Print out the entries that follow exactly, missing none.

***** Material to process

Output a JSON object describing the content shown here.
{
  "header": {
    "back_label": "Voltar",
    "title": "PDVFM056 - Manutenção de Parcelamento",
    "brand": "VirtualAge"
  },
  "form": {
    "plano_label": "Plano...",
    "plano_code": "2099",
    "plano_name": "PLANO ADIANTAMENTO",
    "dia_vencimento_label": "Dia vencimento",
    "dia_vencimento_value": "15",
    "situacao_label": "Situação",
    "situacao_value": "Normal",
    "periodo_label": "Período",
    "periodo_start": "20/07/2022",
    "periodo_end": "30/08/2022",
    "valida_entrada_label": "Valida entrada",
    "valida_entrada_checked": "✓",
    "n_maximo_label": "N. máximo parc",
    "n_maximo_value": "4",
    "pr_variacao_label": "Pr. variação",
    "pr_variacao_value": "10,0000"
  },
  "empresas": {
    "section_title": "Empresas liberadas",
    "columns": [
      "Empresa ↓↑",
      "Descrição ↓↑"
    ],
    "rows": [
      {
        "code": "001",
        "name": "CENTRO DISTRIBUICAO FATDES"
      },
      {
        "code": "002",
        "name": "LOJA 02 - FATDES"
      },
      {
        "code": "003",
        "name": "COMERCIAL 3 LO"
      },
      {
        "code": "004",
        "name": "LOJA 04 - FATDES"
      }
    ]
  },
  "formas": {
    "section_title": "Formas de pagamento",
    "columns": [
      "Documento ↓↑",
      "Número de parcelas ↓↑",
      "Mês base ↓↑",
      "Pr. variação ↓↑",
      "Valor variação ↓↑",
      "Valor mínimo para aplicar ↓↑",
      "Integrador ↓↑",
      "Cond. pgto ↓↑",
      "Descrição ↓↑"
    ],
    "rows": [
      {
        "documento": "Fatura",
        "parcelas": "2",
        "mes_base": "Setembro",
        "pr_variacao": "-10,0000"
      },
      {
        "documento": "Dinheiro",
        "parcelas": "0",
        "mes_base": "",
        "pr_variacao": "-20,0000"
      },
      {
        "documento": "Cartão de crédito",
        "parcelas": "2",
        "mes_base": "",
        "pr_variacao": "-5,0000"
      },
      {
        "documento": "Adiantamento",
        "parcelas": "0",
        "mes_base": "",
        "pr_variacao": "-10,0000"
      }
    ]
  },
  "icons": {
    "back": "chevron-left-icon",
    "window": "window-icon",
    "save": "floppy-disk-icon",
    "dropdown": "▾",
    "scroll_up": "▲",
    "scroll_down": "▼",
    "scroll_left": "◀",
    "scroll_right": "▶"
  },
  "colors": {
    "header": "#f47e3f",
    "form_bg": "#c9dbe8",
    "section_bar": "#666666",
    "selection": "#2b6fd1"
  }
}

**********

→ Reply:
Output a JSON object describing the content shown here.
{
  "header": {
    "back_label": "Voltar",
    "title": "PDVFM056 - Manutenção de Parcelamento",
    "brand": "VirtualAge"
  },
  "form": {
    "plano_label": "Plano...",
    "plano_code": "2099",
    "plano_name": "PLANO ADIANTAMENTO",
    "dia_vencimento_label": "Dia vencimento",
    "dia_vencimento_value": "15",
    "situacao_label": "Situação",
    "situacao_value": "Normal",
    "periodo_label": "Período",
    "periodo_start": "20/07/2022",
    "periodo_end": "30/08/2022",
    "valida_entrada_label": "Valida entrada",
    "valida_entrada_checked": "✓",
    "n_maximo_label": "N. máximo parc",
    "n_maximo_value": "4",
    "pr_variacao_label": "Pr. variação",
    "pr_variacao_value": "10,0000"
  },
  "empresas": {
    "section_title": "Empresas liberadas",
    "columns": [
      "Empresa ↓↑",
      "Descrição ↓↑"
    ],
    "rows": [
      {
        "code": "001",
        "name": "CENTRO DISTRIBUICAO FATDES"
      },
      {
        "code": "002",
        "name": "LOJA 02 - FATDES"
      },
      {
        "code": "003",
        "name": "COMERCIAL 3 LO"
      },
      {
        "code": "004",
        "name": "LOJA 04 - FATDES"
      }
    ]
  },
  "formas": {
    "section_title": "Formas de pagamento",
    "columns": [
      "Documento ↓↑",
      "Número de parcelas ↓↑",
      "Mês base ↓↑",
      "Pr. variação ↓↑",
      "Valor variação ↓↑",
      "Valor mínimo para aplicar ↓↑",
      "Integrador ↓↑",
      "Cond. pgto ↓↑",
      "Descrição ↓↑"
    ],
    "rows": [
      {
        "documento": "Fatura",
        "parcelas": "2",
        "mes_base": "Setembro",
        "pr_variacao": "-10,0000"
      },
      {
        "documento": "Dinheiro",
        "parcelas": "0",
        "mes_base": "",
        "pr_variacao": "-20,0000"
      },
      {
        "documento": "Cartão de crédito",
        "parcelas": "2",
        "mes_base": "",
        "pr_variacao": "-5,0000"
      },
      {
        "documento": "Adiantamento",
        "parcelas": "0",
        "mes_base": "",
        "pr_variacao": "-10,0000"
      }
    ]
  },
  "icons": {
    "back": "chevron-left-icon",
    "window": "window-icon",
    "save": "floppy-disk-icon",
    "dropdown": "▾",
    "scroll_up": "▲",
    "scroll_down": "▼",
    "scroll_left": "◀",
    "scroll_right": "▶"
  },
  "colors": {
    "header": "#f47e3f",
    "form_bg": "#c9dbe8",
    "section_bar": "#666666",
    "selection": "#2b6fd1"
  }
}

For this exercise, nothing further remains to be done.